-- TASK DESCRIPTION --
Each line below that contains the word "tokens" must be copied.

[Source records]
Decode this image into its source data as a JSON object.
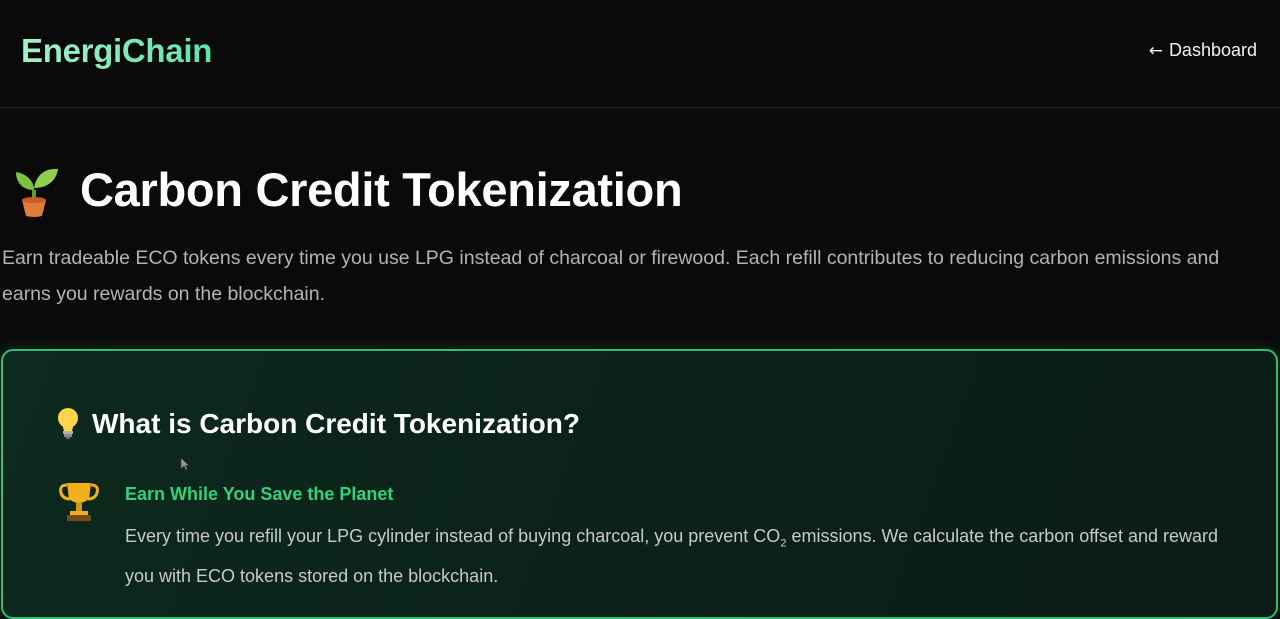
{
  "header": {
    "logo": "EnergiChain",
    "dashboard_link": "Dashboard",
    "dashboard_arrow": "←"
  },
  "page": {
    "title_icon": "sprout-icon",
    "title": "Carbon Credit Tokenization",
    "intro": "Earn tradeable ECO tokens every time you use LPG instead of charcoal or firewood. Each refill contributes to reducing carbon emissions and earns you rewards on the blockchain."
  },
  "info_card": {
    "icon": "lightbulb-icon",
    "title": "What is Carbon Credit Tokenization?",
    "features": [
      {
        "icon": "trophy-icon",
        "title": "Earn While You Save the Planet",
        "desc_before": "Every time you refill your LPG cylinder instead of buying charcoal, you prevent CO",
        "desc_sub": "2",
        "desc_after": " emissions. We calculate the carbon offset and reward you with ECO tokens stored on the blockchain."
      }
    ]
  },
  "colors": {
    "background": "#0a0a0a",
    "accent_green": "#33d17a",
    "card_border": "#2fbf78",
    "logo_gradient_start": "#a6f0c8",
    "logo_gradient_end": "#5fe3a8"
  }
}
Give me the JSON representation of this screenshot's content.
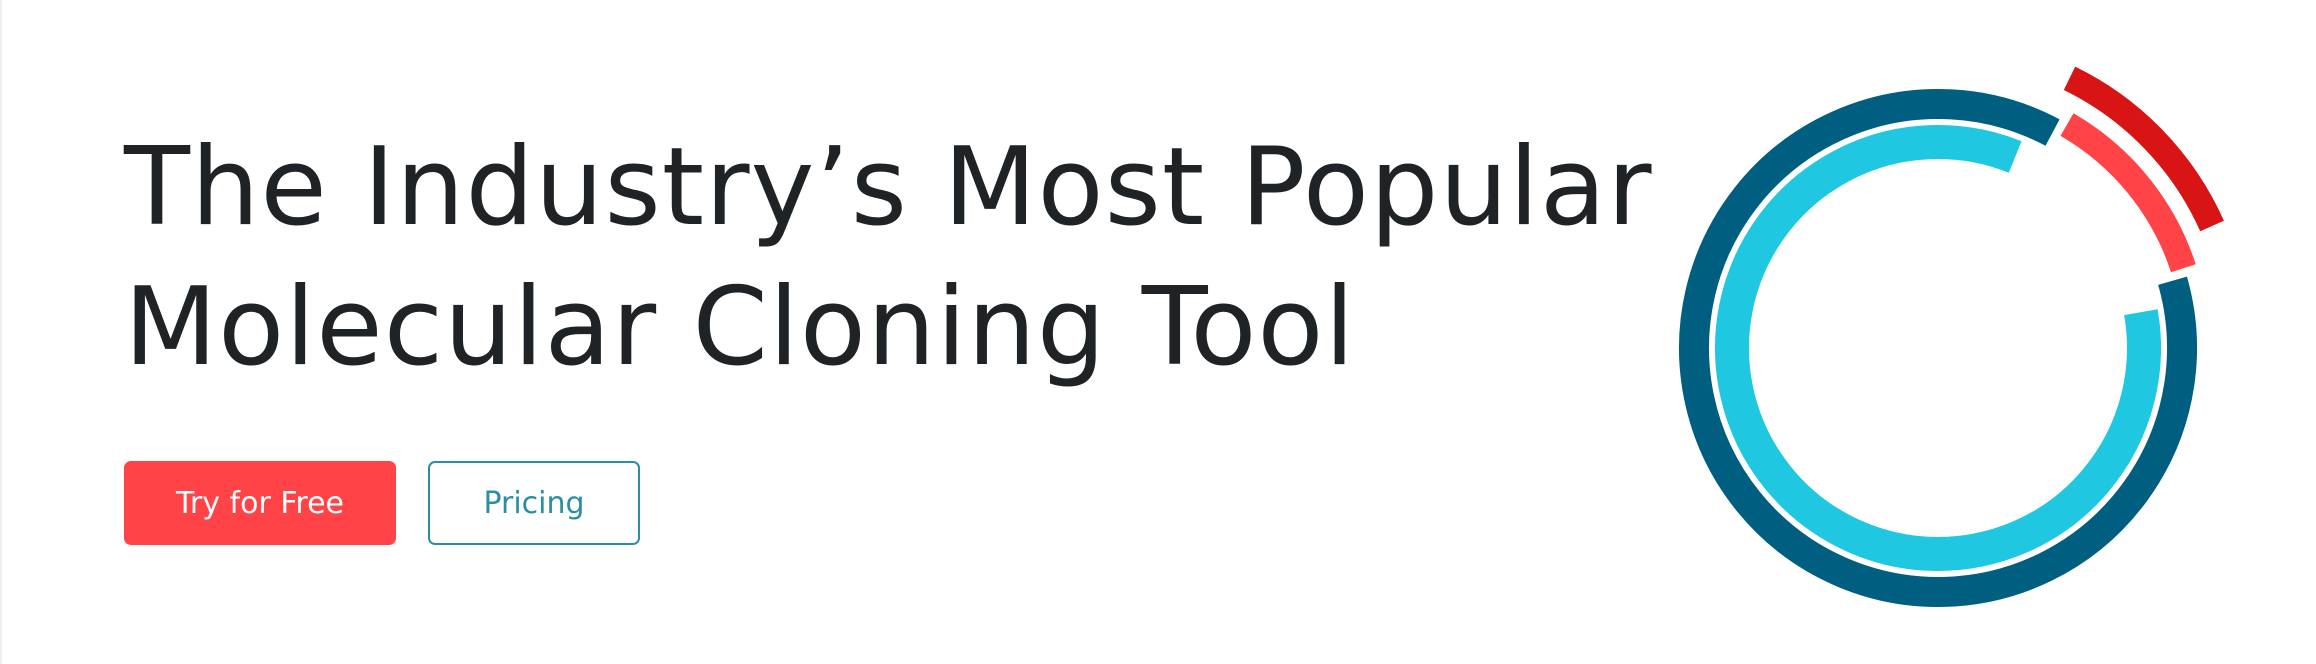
{
  "hero": {
    "headline_line1": "The Industry’s Most Popular",
    "headline_line2": "Molecular Cloning Tool",
    "primary_button": "Try for Free",
    "secondary_button": "Pricing"
  },
  "logo": {
    "icon": "plasmid-ring-logo"
  },
  "colors": {
    "primary_red": "#ff4347",
    "dark_red": "#d81414",
    "teal_dark": "#005f80",
    "teal_light": "#1fc7e0",
    "button_outline": "#2a8fa3",
    "text": "#1f2326"
  }
}
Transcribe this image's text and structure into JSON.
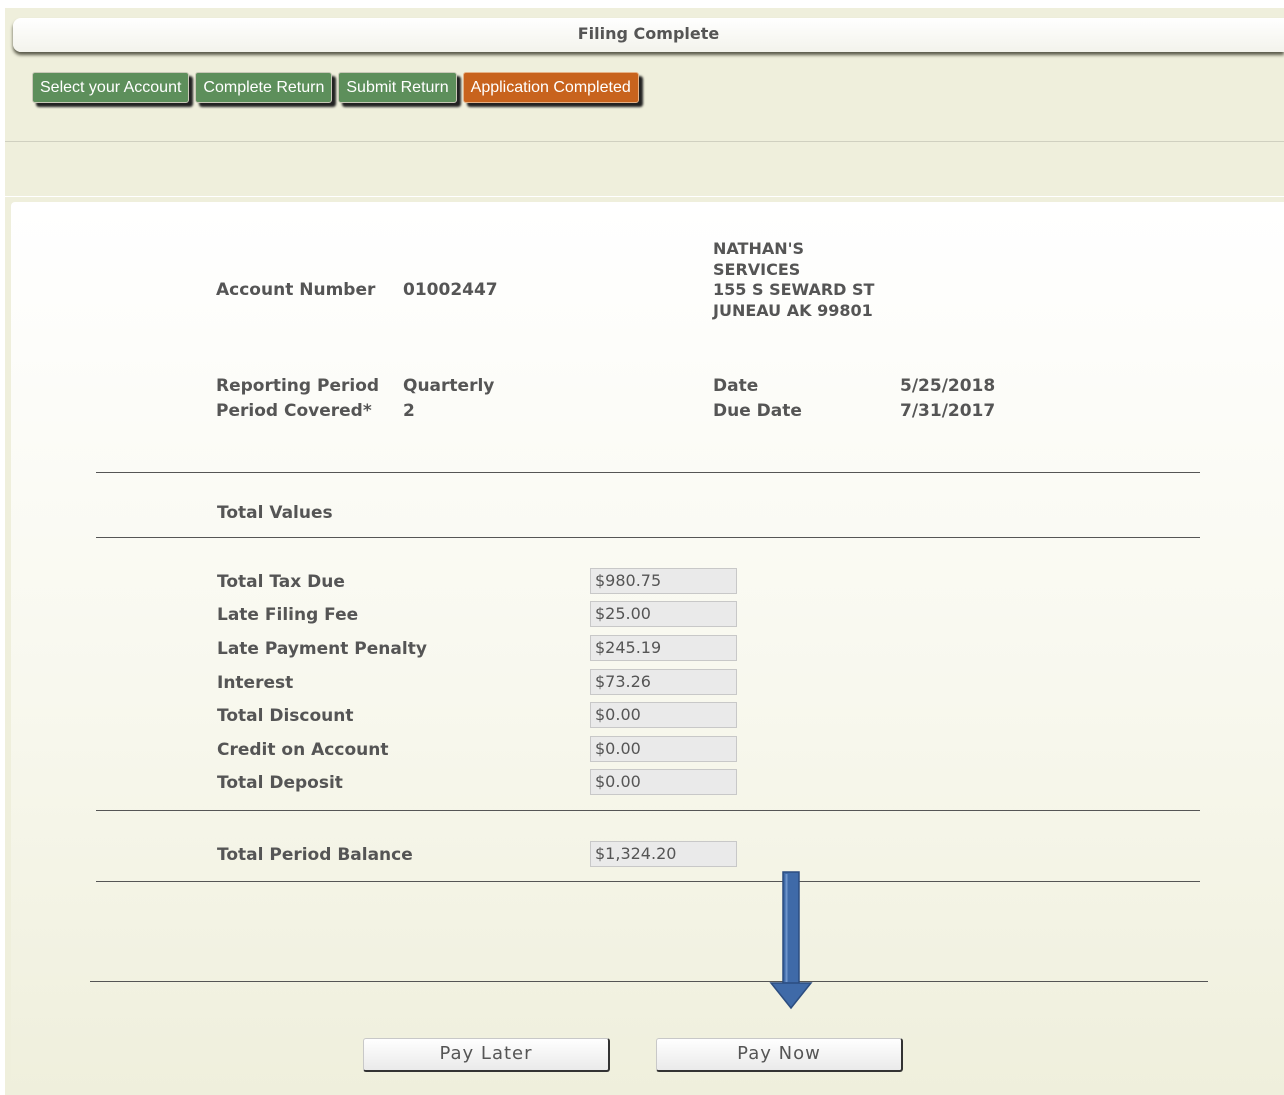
{
  "header": {
    "title": "Filing Complete"
  },
  "steps": [
    {
      "label": "Select your Account",
      "state": "done"
    },
    {
      "label": "Complete Return",
      "state": "done"
    },
    {
      "label": "Submit Return",
      "state": "done"
    },
    {
      "label": "Application Completed",
      "state": "active"
    }
  ],
  "account": {
    "number_label": "Account Number",
    "number": "01002447",
    "address_lines": [
      "NATHAN'S",
      "SERVICES",
      "155 S SEWARD ST",
      "JUNEAU AK 99801"
    ]
  },
  "period": {
    "reporting_period_label": "Reporting Period",
    "reporting_period": "Quarterly",
    "period_covered_label": "Period Covered*",
    "period_covered": "2",
    "date_label": "Date",
    "date": "5/25/2018",
    "due_date_label": "Due Date",
    "due_date": "7/31/2017"
  },
  "totals": {
    "section_title": "Total Values",
    "rows": [
      {
        "label": "Total Tax Due",
        "value": "$980.75"
      },
      {
        "label": "Late Filing Fee",
        "value": "$25.00"
      },
      {
        "label": "Late Payment Penalty",
        "value": "$245.19"
      },
      {
        "label": "Interest",
        "value": "$73.26"
      },
      {
        "label": "Total Discount",
        "value": "$0.00"
      },
      {
        "label": "Credit on Account",
        "value": "$0.00"
      },
      {
        "label": "Total Deposit",
        "value": "$0.00"
      }
    ],
    "balance_label": "Total Period Balance",
    "balance_value": "$1,324.20"
  },
  "actions": {
    "pay_later": "Pay Later",
    "pay_now": "Pay Now"
  },
  "colors": {
    "step_done": "#5d8f5b",
    "step_active": "#c8631d",
    "arrow": "#3f6aa8"
  },
  "annotation": {
    "icon": "down-arrow-icon"
  }
}
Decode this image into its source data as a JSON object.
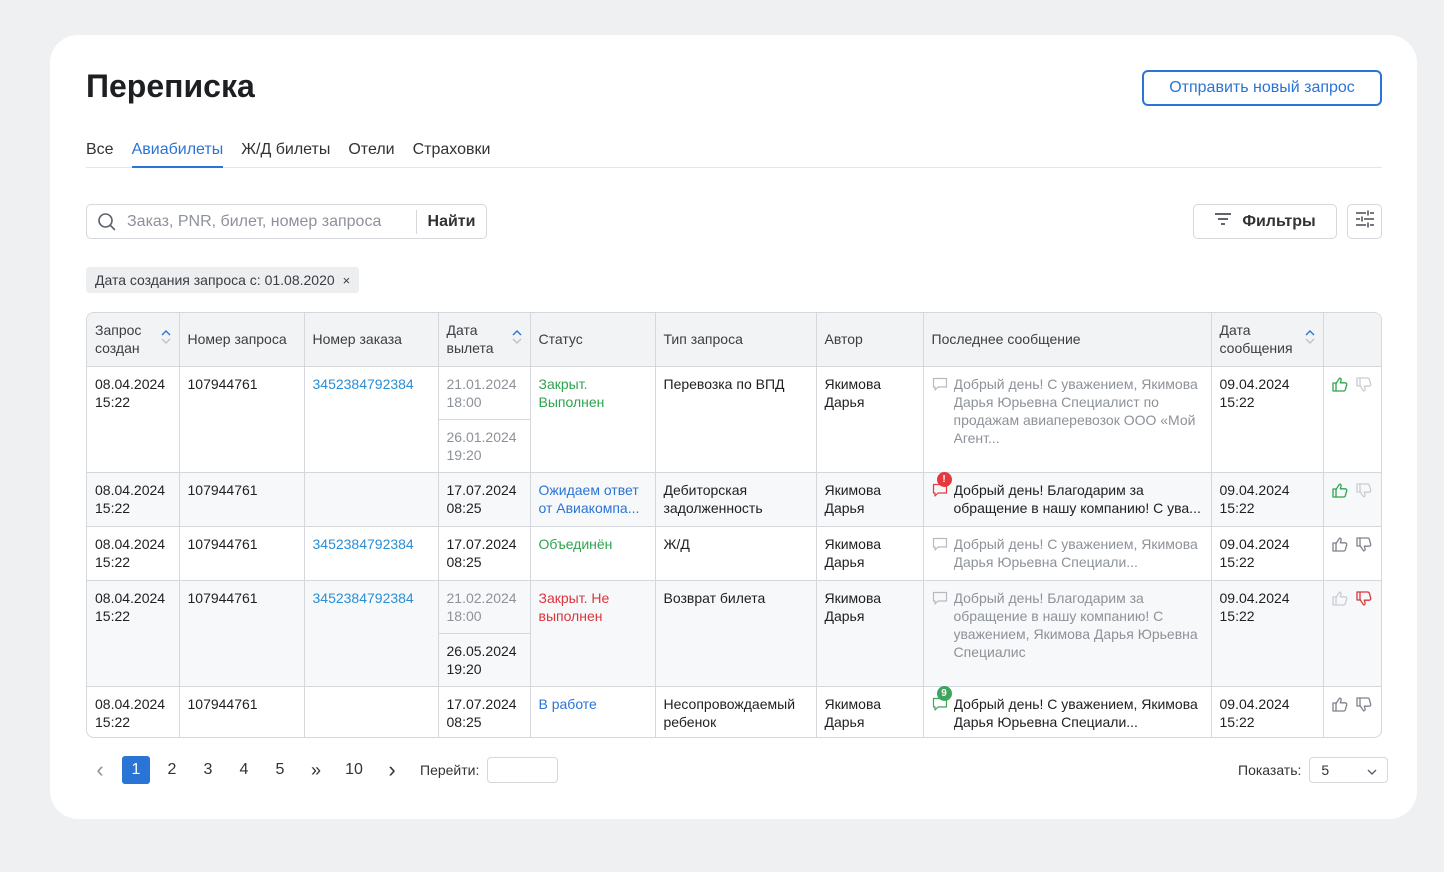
{
  "page": {
    "title": "Переписка",
    "new_request_button": "Отправить новый запрос"
  },
  "tabs": [
    {
      "label": "Все",
      "active": false
    },
    {
      "label": "Авиабилеты",
      "active": true
    },
    {
      "label": "Ж/Д билеты",
      "active": false
    },
    {
      "label": "Отели",
      "active": false
    },
    {
      "label": "Страховки",
      "active": false
    }
  ],
  "search": {
    "placeholder": "Заказ, PNR, билет, номер запроса",
    "value": "",
    "button": "Найти"
  },
  "filters": {
    "button": "Фильтры",
    "active_chip": "Дата создания запроса с: 01.08.2020",
    "chip_close": "×"
  },
  "table": {
    "columns": [
      {
        "label": "Запрос создан",
        "sortable": true
      },
      {
        "label": "Номер запроса",
        "sortable": false
      },
      {
        "label": "Номер заказа",
        "sortable": false
      },
      {
        "label": "Дата вылета",
        "sortable": true
      },
      {
        "label": "Статус",
        "sortable": false
      },
      {
        "label": "Тип запроса",
        "sortable": false
      },
      {
        "label": "Автор",
        "sortable": false
      },
      {
        "label": "Последнее сообщение",
        "sortable": false
      },
      {
        "label": "Дата сообщения",
        "sortable": true
      },
      {
        "label": "",
        "sortable": false
      }
    ],
    "rows": [
      {
        "created": "08.04.2024 15:22",
        "request_no": "107944761",
        "order_no": "3452384792384",
        "departures": [
          {
            "date": "21.01.2024 18:00",
            "muted": true
          },
          {
            "date": "26.01.2024 19:20",
            "muted": true
          }
        ],
        "status": "Закрыт. Выполнен",
        "status_color": "green",
        "type": "Перевозка по ВПД",
        "author": "Якимова Дарья",
        "message": "Добрый день! С уважением, Якимова Дарья Юрьевна Специалист по продажам авиаперевозок ООО «Мой Агент...",
        "message_muted": true,
        "message_badge": "",
        "message_badge_color": "",
        "message_date": "09.04.2024 15:22",
        "like": "active",
        "dislike": "muted"
      },
      {
        "created": "08.04.2024 15:22",
        "request_no": "107944761",
        "order_no": "",
        "departures": [
          {
            "date": "17.07.2024 08:25",
            "muted": false
          }
        ],
        "status": "Ожидаем ответ от Авиакомпа...",
        "status_color": "blue",
        "type": "Дебиторская задолженность",
        "author": "Якимова Дарья",
        "message": "Добрый день! Благодарим за обращение в нашу компанию! С ува...",
        "message_muted": false,
        "message_badge": "!",
        "message_badge_color": "red",
        "message_date": "09.04.2024 15:22",
        "like": "active",
        "dislike": "muted"
      },
      {
        "created": "08.04.2024 15:22",
        "request_no": "107944761",
        "order_no": "3452384792384",
        "departures": [
          {
            "date": "17.07.2024 08:25",
            "muted": false
          }
        ],
        "status": "Объединён",
        "status_color": "green",
        "type": "Ж/Д",
        "author": "Якимова Дарья",
        "message": "Добрый день! С уважением, Якимова Дарья Юрьевна Специали...",
        "message_muted": true,
        "message_badge": "",
        "message_badge_color": "",
        "message_date": "09.04.2024 15:22",
        "like": "default",
        "dislike": "default"
      },
      {
        "created": "08.04.2024 15:22",
        "request_no": "107944761",
        "order_no": "3452384792384",
        "departures": [
          {
            "date": "21.02.2024 18:00",
            "muted": true
          },
          {
            "date": "26.05.2024 19:20",
            "muted": false
          }
        ],
        "status": "Закрыт. Не выполнен",
        "status_color": "red",
        "type": "Возврат билета",
        "author": "Якимова Дарья",
        "message": "Добрый день! Благодарим за обращение в нашу компанию! С уважением, Якимова Дарья Юрьевна Специалис",
        "message_muted": true,
        "message_badge": "",
        "message_badge_color": "",
        "message_date": "09.04.2024 15:22",
        "like": "muted",
        "dislike": "negative"
      },
      {
        "created": "08.04.2024 15:22",
        "request_no": "107944761",
        "order_no": "",
        "departures": [
          {
            "date": "17.07.2024 08:25",
            "muted": false
          }
        ],
        "status": "В работе",
        "status_color": "blue",
        "type": "Несопровождаемый ребенок",
        "author": "Якимова Дарья",
        "message": "Добрый день! С уважением, Якимова Дарья Юрьевна Специали...",
        "message_muted": false,
        "message_badge": "9",
        "message_badge_color": "green",
        "message_date": "09.04.2024 15:22",
        "like": "default",
        "dislike": "default"
      }
    ]
  },
  "pagination": {
    "prev": "‹",
    "pages": [
      "1",
      "2",
      "3",
      "4",
      "5"
    ],
    "current": "1",
    "jump": "»",
    "last": "10",
    "next": "›",
    "goto_label": "Перейти:",
    "goto_value": "",
    "show_label": "Показать:",
    "page_size": "5"
  },
  "colors": {
    "accent": "#2a74d6",
    "link": "#2a8fd6",
    "green": "#2ea44f",
    "red": "#d9363e",
    "muted": "#8d9299"
  }
}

-- WORKED SOLUTION --
    "intro": "Earn tradeable ECO tokens every time you use LPG instead of charcoal or firewood. Each refill contributes to reducing carbon emissions and earns you rewards on the blockchain."
        "desc_after": " emissions. We calculate the carbon offset and reward you with ECO tokens stored on the blockchain."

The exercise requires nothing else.